• Work instruction: Word for word, copy out the records given below.
——
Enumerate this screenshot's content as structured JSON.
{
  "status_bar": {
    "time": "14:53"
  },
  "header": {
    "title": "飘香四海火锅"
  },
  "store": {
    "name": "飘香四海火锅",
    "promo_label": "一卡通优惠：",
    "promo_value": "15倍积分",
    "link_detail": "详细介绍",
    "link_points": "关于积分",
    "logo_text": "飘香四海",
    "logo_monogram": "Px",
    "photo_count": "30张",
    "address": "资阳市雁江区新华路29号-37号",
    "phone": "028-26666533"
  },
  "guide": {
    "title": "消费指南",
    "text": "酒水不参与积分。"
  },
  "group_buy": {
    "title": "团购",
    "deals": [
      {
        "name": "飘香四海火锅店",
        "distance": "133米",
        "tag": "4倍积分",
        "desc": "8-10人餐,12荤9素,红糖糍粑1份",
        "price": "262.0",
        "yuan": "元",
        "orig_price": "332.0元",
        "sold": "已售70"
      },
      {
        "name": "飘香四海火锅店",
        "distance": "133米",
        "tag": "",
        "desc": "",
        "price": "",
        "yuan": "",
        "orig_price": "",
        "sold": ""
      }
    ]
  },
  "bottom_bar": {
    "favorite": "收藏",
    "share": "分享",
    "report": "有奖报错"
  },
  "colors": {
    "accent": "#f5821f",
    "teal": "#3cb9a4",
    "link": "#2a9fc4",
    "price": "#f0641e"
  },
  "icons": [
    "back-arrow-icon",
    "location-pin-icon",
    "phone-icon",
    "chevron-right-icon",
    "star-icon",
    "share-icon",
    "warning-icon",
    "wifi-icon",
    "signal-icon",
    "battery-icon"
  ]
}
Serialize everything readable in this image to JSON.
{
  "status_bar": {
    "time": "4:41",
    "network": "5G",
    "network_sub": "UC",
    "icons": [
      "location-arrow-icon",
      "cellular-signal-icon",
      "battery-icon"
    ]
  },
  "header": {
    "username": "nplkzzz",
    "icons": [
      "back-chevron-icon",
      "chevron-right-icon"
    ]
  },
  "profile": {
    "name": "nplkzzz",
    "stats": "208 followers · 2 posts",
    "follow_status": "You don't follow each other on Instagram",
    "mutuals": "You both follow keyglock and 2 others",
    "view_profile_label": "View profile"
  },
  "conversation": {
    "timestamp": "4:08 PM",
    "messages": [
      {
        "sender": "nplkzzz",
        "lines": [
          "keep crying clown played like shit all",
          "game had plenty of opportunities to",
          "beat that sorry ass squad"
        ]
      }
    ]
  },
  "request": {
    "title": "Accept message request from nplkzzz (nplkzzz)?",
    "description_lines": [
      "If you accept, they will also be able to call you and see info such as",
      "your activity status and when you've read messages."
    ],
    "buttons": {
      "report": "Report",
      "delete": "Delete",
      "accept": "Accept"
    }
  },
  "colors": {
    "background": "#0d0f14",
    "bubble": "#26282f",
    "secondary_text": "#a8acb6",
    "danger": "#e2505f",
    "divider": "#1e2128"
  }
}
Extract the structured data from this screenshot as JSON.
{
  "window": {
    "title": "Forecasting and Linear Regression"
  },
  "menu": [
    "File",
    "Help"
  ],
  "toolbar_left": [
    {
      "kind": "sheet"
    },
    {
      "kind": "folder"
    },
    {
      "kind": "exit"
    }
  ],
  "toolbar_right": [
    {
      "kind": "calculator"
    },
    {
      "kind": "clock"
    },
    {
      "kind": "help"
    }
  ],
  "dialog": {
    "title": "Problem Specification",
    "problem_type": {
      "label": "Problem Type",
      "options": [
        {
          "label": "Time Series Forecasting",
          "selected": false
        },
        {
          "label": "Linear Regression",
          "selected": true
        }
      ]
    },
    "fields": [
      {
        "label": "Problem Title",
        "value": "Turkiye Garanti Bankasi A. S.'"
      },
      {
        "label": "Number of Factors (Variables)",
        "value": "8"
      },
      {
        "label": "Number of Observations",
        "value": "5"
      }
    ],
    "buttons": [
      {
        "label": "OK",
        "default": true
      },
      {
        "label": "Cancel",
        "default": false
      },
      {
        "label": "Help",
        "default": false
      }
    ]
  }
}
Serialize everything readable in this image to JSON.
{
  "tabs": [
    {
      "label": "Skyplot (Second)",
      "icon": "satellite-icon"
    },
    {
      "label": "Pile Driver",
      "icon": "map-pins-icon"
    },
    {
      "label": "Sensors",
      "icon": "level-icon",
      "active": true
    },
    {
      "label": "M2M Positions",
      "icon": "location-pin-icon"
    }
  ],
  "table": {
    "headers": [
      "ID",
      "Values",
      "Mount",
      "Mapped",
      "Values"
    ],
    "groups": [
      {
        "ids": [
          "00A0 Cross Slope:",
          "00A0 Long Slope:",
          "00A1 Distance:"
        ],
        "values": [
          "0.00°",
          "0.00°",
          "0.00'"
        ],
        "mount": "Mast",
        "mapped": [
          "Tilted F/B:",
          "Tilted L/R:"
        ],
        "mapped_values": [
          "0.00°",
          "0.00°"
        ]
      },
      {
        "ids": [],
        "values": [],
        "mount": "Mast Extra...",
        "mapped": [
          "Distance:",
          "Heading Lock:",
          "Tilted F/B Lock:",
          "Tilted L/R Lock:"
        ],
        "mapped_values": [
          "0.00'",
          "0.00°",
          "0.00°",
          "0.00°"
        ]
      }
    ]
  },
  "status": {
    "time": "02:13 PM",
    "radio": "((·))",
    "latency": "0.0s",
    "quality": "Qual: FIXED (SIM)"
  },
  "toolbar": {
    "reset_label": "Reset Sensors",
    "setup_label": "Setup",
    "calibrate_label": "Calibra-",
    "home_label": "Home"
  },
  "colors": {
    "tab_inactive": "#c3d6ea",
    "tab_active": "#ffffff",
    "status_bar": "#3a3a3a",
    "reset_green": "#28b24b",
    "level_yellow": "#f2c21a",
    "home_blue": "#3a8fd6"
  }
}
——
• Result of the exercise:
Enumerate this screenshot's content as structured JSON.
{
  "status_bar": {
    "time": "14:53"
  },
  "header": {
    "title": "飘香四海火锅"
  },
  "store": {
    "name": "飘香四海火锅",
    "promo_label": "一卡通优惠：",
    "promo_value": "15倍积分",
    "link_detail": "详细介绍",
    "link_points": "关于积分",
    "logo_text": "飘香四海",
    "logo_monogram": "Px",
    "photo_count": "30张",
    "address": "资阳市雁江区新华路29号-37号",
    "phone": "028-26666533"
  },
  "guide": {
    "title": "消费指南",
    "text": "酒水不参与积分。"
  },
  "group_buy": {
    "title": "团购",
    "deals": [
      {
        "name": "飘香四海火锅店",
        "distance": "133米",
        "tag": "4倍积分",
        "desc": "8-10人餐,12荤9素,红糖糍粑1份",
        "price": "262.0",
        "yuan": "元",
        "orig_price": "332.0元",
        "sold": "已售70"
      },
      {
        "name": "飘香四海火锅店",
        "distance": "133米",
        "tag": "",
        "desc": "",
        "price": "",
        "yuan": "",
        "orig_price": "",
        "sold": ""
      }
    ]
  },
  "bottom_bar": {
    "favorite": "收藏",
    "share": "分享",
    "report": "有奖报错"
  },
  "colors": {
    "accent": "#f5821f",
    "teal": "#3cb9a4",
    "link": "#2a9fc4",
    "price": "#f0641e"
  },
  "icons": [
    "back-arrow-icon",
    "location-pin-icon",
    "phone-icon",
    "chevron-right-icon",
    "star-icon",
    "share-icon",
    "warning-icon",
    "wifi-icon",
    "signal-icon",
    "battery-icon"
  ]
}
Serialize everything readable in this image to JSON.
{
  "status_bar": {
    "time": "4:41",
    "network": "5G",
    "network_sub": "UC",
    "icons": [
      "location-arrow-icon",
      "cellular-signal-icon",
      "battery-icon"
    ]
  },
  "header": {
    "username": "nplkzzz",
    "icons": [
      "back-chevron-icon",
      "chevron-right-icon"
    ]
  },
  "profile": {
    "name": "nplkzzz",
    "stats": "208 followers · 2 posts",
    "follow_status": "You don't follow each other on Instagram",
    "mutuals": "You both follow keyglock and 2 others",
    "view_profile_label": "View profile"
  },
  "conversation": {
    "timestamp": "4:08 PM",
    "messages": [
      {
        "sender": "nplkzzz",
        "lines": [
          "keep crying clown played like shit all",
          "game had plenty of opportunities to",
          "beat that sorry ass squad"
        ]
      }
    ]
  },
  "request": {
    "title": "Accept message request from nplkzzz (nplkzzz)?",
    "description_lines": [
      "If you accept, they will also be able to call you and see info such as",
      "your activity status and when you've read messages."
    ],
    "buttons": {
      "report": "Report",
      "delete": "Delete",
      "accept": "Accept"
    }
  },
  "colors": {
    "background": "#0d0f14",
    "bubble": "#26282f",
    "secondary_text": "#a8acb6",
    "danger": "#e2505f",
    "divider": "#1e2128"
  }
}
Extract the structured data from this screenshot as JSON.
{
  "window": {
    "title": "Forecasting and Linear Regression"
  },
  "menu": [
    "File",
    "Help"
  ],
  "toolbar_left": [
    {
      "kind": "sheet"
    },
    {
      "kind": "folder"
    },
    {
      "kind": "exit"
    }
  ],
  "toolbar_right": [
    {
      "kind": "calculator"
    },
    {
      "kind": "clock"
    },
    {
      "kind": "help"
    }
  ],
  "dialog": {
    "title": "Problem Specification",
    "problem_type": {
      "label": "Problem Type",
      "options": [
        {
          "label": "Time Series Forecasting",
          "selected": false
        },
        {
          "label": "Linear Regression",
          "selected": true
        }
      ]
    },
    "fields": [
      {
        "label": "Problem Title",
        "value": "Turkiye Garanti Bankasi A. S.'"
      },
      {
        "label": "Number of Factors (Variables)",
        "value": "8"
      },
      {
        "label": "Number of Observations",
        "value": "5"
      }
    ],
    "buttons": [
      {
        "label": "OK",
        "default": true
      },
      {
        "label": "Cancel",
        "default": false
      },
      {
        "label": "Help",
        "default": false
      }
    ]
  }
}
Serialize everything readable in this image to JSON.
{
  "tabs": [
    {
      "label": "Skyplot (Second)",
      "icon": "satellite-icon"
    },
    {
      "label": "Pile Driver",
      "icon": "map-pins-icon"
    },
    {
      "label": "Sensors",
      "icon": "level-icon",
      "active": true
    },
    {
      "label": "M2M Positions",
      "icon": "location-pin-icon"
    }
  ],
  "table": {
    "headers": [
      "ID",
      "Values",
      "Mount",
      "Mapped",
      "Values"
    ],
    "groups": [
      {
        "ids": [
          "00A0 Cross Slope:",
          "00A0 Long Slope:",
          "00A1 Distance:"
        ],
        "values": [
          "0.00°",
          "0.00°",
          "0.00'"
        ],
        "mount": "Mast",
        "mapped": [
          "Tilted F/B:",
          "Tilted L/R:"
        ],
        "mapped_values": [
          "0.00°",
          "0.00°"
        ]
      },
      {
        "ids": [],
        "values": [],
        "mount": "Mast Extra...",
        "mapped": [
          "Distance:",
          "Heading Lock:",
          "Tilted F/B Lock:",
          "Tilted L/R Lock:"
        ],
        "mapped_values": [
          "0.00'",
          "0.00°",
          "0.00°",
          "0.00°"
        ]
      }
    ]
  },
  "status": {
    "time": "02:13 PM",
    "radio": "((·))",
    "latency": "0.0s",
    "quality": "Qual: FIXED (SIM)"
  },
  "toolbar": {
    "reset_label": "Reset Sensors",
    "setup_label": "Setup",
    "calibrate_label": "Calibra-",
    "home_label": "Home"
  },
  "colors": {
    "tab_inactive": "#c3d6ea",
    "tab_active": "#ffffff",
    "status_bar": "#3a3a3a",
    "reset_green": "#28b24b",
    "level_yellow": "#f2c21a",
    "home_blue": "#3a8fd6"
  }
}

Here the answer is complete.